Purple's ideal partner, yellow, invariably lightens and brightens a scene. Purple and yellow announce spring's arrival in the blooms of bulbs and pansies. Yellow helps to solidify purple, whereas purple subdues yellow. This relationship of contrasts becomes more important in shade-dappled gardens, where purple would easily melt into the shadows without yellow to clarify it. White also stabilizes purple in shade gardens.
Other colors with yellow-dominant tints also flatter and define purple. Similarly, chartreuse plants make good partners. Purple and orange placed together send the color sparks flying in a match that's sultry and sophisticated.

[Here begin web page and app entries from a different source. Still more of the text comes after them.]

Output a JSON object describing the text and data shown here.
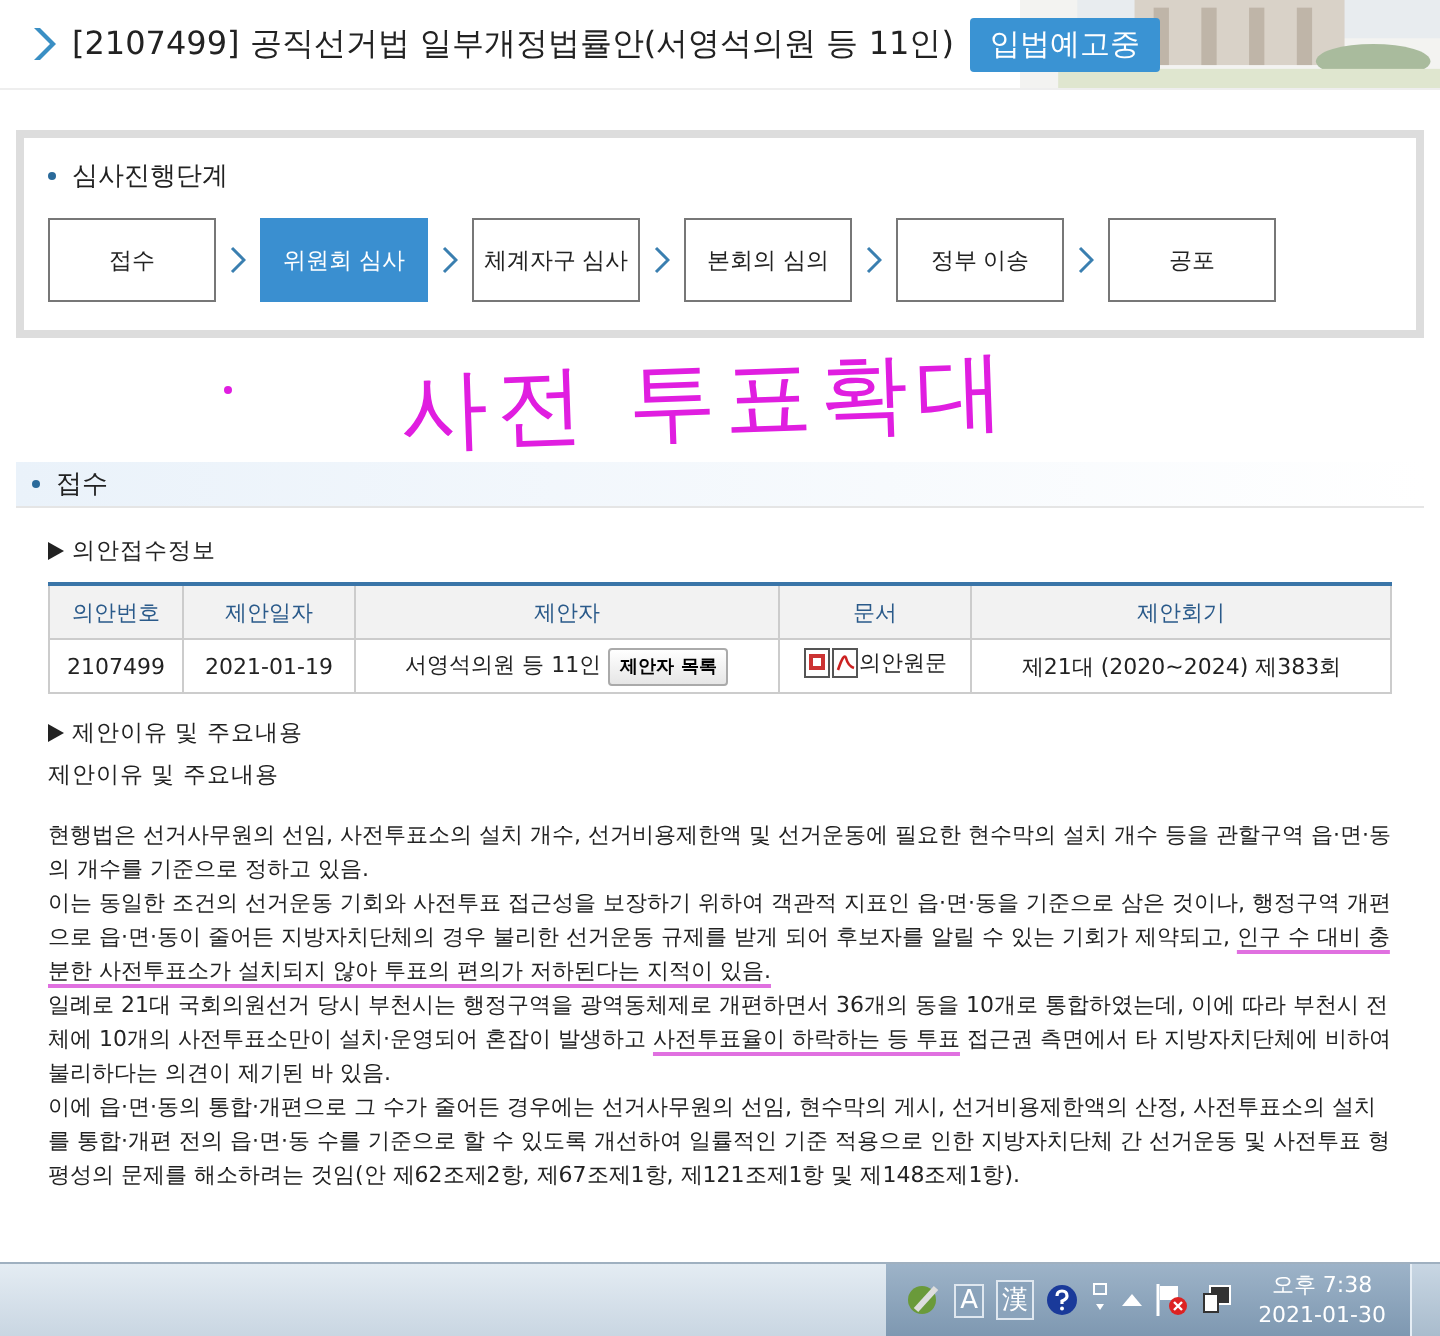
{
  "header": {
    "title": "[2107499] 공직선거법 일부개정법률안(서영석의원 등 11인)",
    "badge": "입법예고중"
  },
  "stages": {
    "heading": "심사진행단계",
    "items": [
      {
        "label": "접수",
        "selected": false
      },
      {
        "label": "위원회 심사",
        "selected": true
      },
      {
        "label": "체계자구 심사",
        "selected": false
      },
      {
        "label": "본회의 심의",
        "selected": false
      },
      {
        "label": "정부 이송",
        "selected": false
      },
      {
        "label": "공포",
        "selected": false
      }
    ]
  },
  "annotation": "사전 투표확대",
  "section": {
    "title": "접수"
  },
  "receipt": {
    "heading": "의안접수정보",
    "columns": [
      "의안번호",
      "제안일자",
      "제안자",
      "문서",
      "제안회기"
    ],
    "row": {
      "number": "2107499",
      "date": "2021-01-19",
      "proposer": "서영석의원 등 11인",
      "proposer_button": "제안자 목록",
      "document": "의안원문",
      "session": "제21대 (2020~2024) 제383회"
    }
  },
  "reasons": {
    "heading": "제안이유 및 주요내용",
    "subheading": "제안이유 및 주요내용",
    "paragraphs": [
      [
        {
          "text": "현행법은 선거사무원의 선임, 사전투표소의 설치 개수, 선거비용제한액 및 선거운동에 필요한 현수막의 설치 개수 등을 관할구역 읍·면·동의 개수를 기준으로 정하고 있음.",
          "underlined": false
        }
      ],
      [
        {
          "text": "이는 동일한 조건의 선거운동 기회와 사전투표 접근성을 보장하기 위하여 객관적 지표인 읍·면·동을 기준으로 삼은 것이나, 행정구역 개편으로 읍·면·동이 줄어든 지방자치단체의 경우 불리한 선거운동 규제를 받게 되어 후보자를 알릴 수 있는 기회가 제약되고, ",
          "underlined": false
        },
        {
          "text": "인구 수 대비 충분한 사전투표소가 설치되지 않아 투표의 편의가 저하된다는 지적이 있음.",
          "underlined": true
        }
      ],
      [
        {
          "text": "일례로 21대 국회의원선거 당시 부천시는 행정구역을 광역동체제로 개편하면서 36개의 동을 10개로 통합하였는데, 이에 따라 부천시 전체에 10개의 사전투표소만이 설치·운영되어 혼잡이 발생하고 ",
          "underlined": false
        },
        {
          "text": "사전투표율이 하락하는 등 투표",
          "underlined": true
        },
        {
          "text": " 접근권 측면에서 타 지방자치단체에 비하여 불리하다는 의견이 제기된 바 있음.",
          "underlined": false
        }
      ],
      [
        {
          "text": "이에 읍·면·동의 통합·개편으로 그 수가 줄어든 경우에는 선거사무원의 선임, 현수막의 게시, 선거비용제한액의 산정, 사전투표소의 설치를 통합·개편 전의 읍·면·동 수를 기준으로 할 수 있도록 개선하여 일률적인 기준 적용으로 인한 지방자치단체 간 선거운동 및 사전투표 형평성의 문제를 해소하려는 것임(안 제62조제2항, 제67조제1항, 제121조제1항 및 제148조제1항).",
          "underlined": false
        }
      ]
    ]
  },
  "taskbar": {
    "ime": [
      "A",
      "漢"
    ],
    "time": "오후 7:38",
    "date": "2021-01-30"
  }
}
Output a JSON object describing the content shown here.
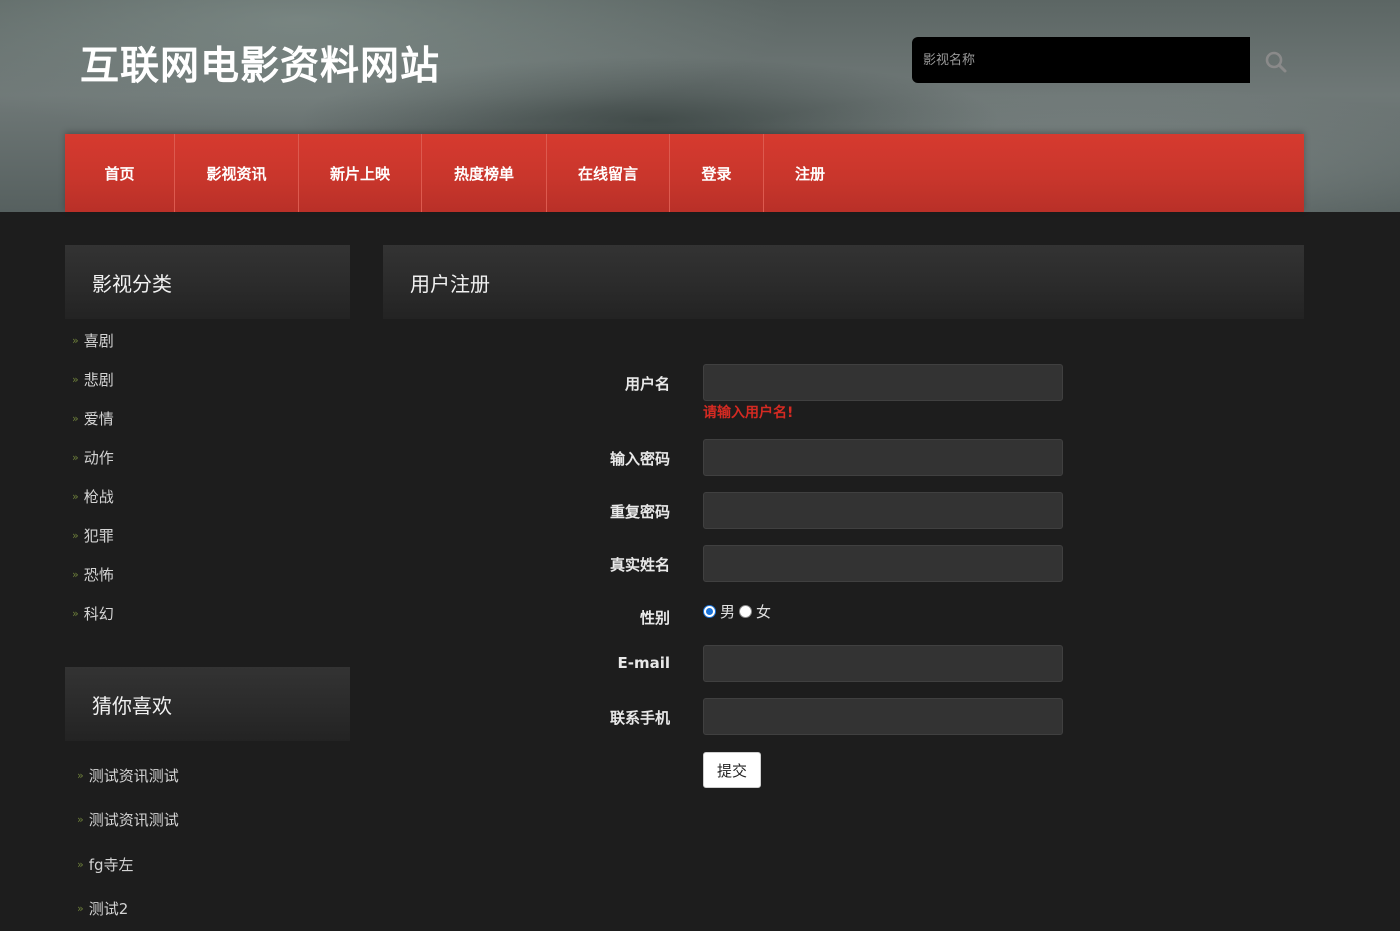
{
  "header": {
    "site_title": "互联网电影资料网站",
    "search_placeholder": "影视名称"
  },
  "nav": {
    "items": [
      "首页",
      "影视资讯",
      "新片上映",
      "热度榜单",
      "在线留言",
      "登录",
      "注册"
    ]
  },
  "sidebar": {
    "categories_title": "影视分类",
    "categories": [
      "喜剧",
      "悲剧",
      "爱情",
      "动作",
      "枪战",
      "犯罪",
      "恐怖",
      "科幻"
    ],
    "likes_title": "猜你喜欢",
    "likes": [
      "测试资讯测试",
      "测试资讯测试",
      "fg寺左",
      "测试2"
    ]
  },
  "form": {
    "title": "用户注册",
    "username_label": "用户名",
    "username_error": "请输入用户名!",
    "password_label": "输入密码",
    "repeat_password_label": "重复密码",
    "real_name_label": "真实姓名",
    "gender_label": "性别",
    "gender_male": "男",
    "gender_female": "女",
    "email_label": "E-mail",
    "phone_label": "联系手机",
    "submit_label": "提交"
  },
  "colors": {
    "nav_red": "#c9362c",
    "error_red": "#d42a22",
    "radio_blue": "#1a73d9"
  }
}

Purple rounds out many effective trios. Plant it with chartreuse and pink for a sense of depth. When blended with blues and greens, it adds substance. Purple anchors combinations of red and gold, making them appear subtle and mysterious. Purple adds weight and value in a flower border. Use it as a shading tool to separate and define other colors.
Purple-leaf plants have become a huge trend in garden design. They offer a varied and versatile palette of trees, shrubs, and ornamental grasses, as well as perennials, annuals, and ground covers. Incorporate purple-foliage plants into borders and backgrounds just as you would purple flowers to create a powerful sense of drama.
Continued on page 2: Playing with Purple